(Given entries begins)
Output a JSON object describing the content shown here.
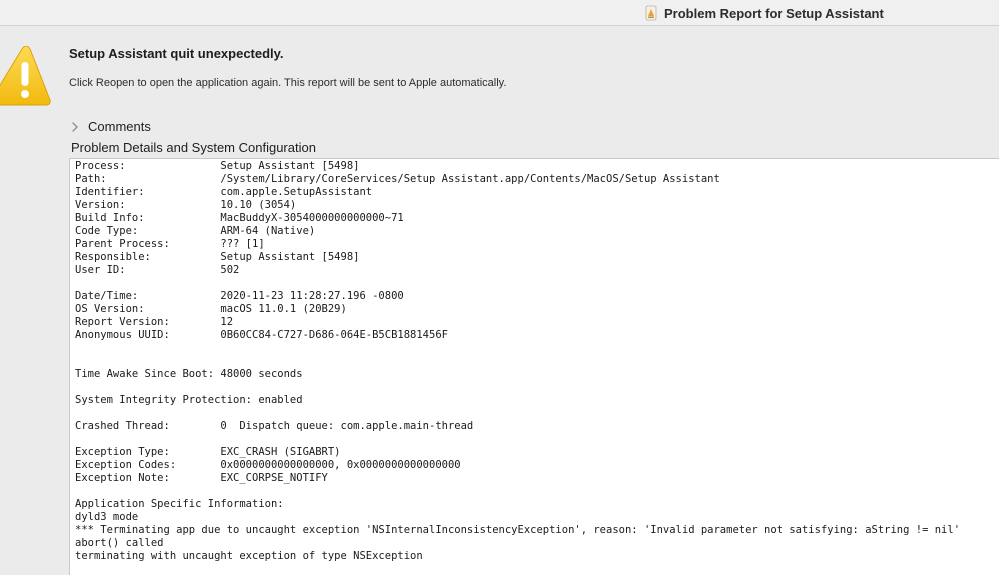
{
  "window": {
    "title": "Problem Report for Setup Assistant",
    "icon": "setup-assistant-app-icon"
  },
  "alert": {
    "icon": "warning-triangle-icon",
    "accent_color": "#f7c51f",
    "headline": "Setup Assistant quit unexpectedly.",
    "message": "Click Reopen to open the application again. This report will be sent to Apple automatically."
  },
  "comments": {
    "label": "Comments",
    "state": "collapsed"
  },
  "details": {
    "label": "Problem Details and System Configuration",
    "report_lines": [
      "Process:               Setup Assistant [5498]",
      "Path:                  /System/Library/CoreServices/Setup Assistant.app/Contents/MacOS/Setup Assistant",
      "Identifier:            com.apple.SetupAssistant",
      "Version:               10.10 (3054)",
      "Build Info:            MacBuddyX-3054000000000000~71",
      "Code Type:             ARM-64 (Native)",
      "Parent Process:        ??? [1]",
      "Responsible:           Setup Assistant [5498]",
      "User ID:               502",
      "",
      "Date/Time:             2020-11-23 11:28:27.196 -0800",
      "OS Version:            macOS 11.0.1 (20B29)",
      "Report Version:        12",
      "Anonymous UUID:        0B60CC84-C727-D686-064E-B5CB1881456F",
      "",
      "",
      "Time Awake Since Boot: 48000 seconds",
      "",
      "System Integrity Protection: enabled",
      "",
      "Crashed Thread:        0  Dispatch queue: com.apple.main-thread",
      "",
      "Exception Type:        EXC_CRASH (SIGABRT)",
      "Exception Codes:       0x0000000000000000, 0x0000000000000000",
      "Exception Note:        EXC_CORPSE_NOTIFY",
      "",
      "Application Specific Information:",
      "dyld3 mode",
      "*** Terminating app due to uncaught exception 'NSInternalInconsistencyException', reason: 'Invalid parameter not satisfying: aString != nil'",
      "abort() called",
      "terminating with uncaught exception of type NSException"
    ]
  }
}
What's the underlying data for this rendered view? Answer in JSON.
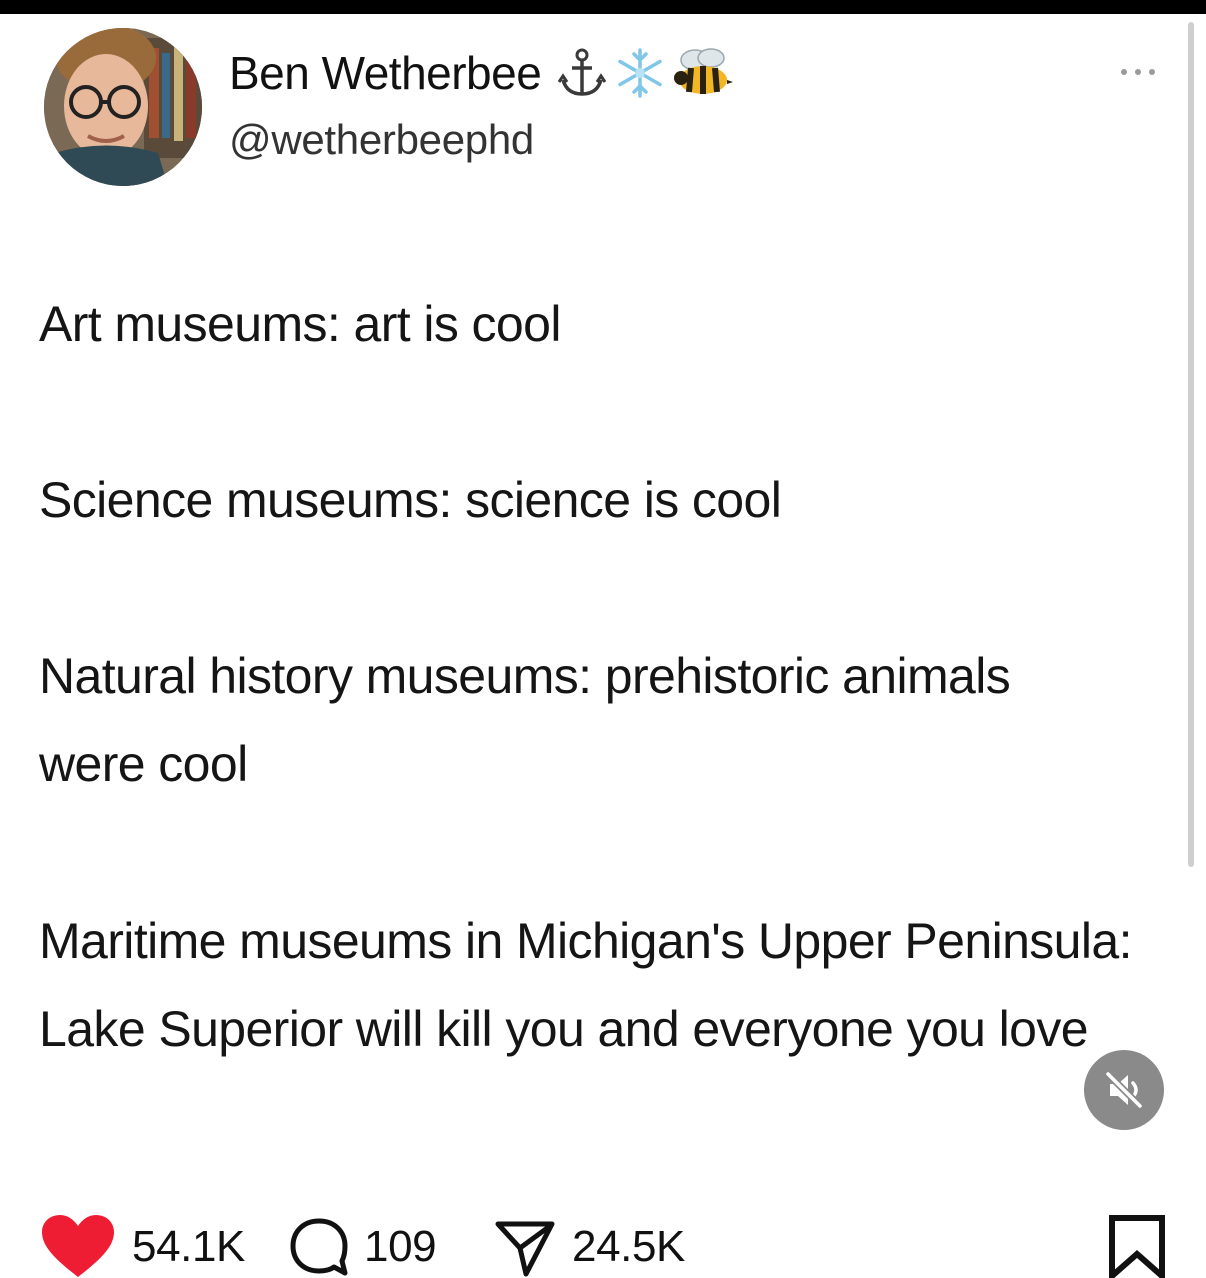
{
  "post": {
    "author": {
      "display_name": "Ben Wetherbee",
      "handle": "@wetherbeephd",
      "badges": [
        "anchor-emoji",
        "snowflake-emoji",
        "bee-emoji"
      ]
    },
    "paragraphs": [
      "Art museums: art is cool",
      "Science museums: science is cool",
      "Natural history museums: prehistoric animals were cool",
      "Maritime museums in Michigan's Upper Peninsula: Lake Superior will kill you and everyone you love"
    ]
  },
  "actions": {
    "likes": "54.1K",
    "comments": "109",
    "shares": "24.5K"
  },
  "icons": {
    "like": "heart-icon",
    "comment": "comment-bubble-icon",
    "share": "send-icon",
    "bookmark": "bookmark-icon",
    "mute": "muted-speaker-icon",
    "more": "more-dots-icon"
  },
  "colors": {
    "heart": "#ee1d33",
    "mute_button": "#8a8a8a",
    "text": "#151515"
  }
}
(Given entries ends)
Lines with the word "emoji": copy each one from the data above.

        "anchor-emoji",
        "snowflake-emoji",
        "bee-emoji"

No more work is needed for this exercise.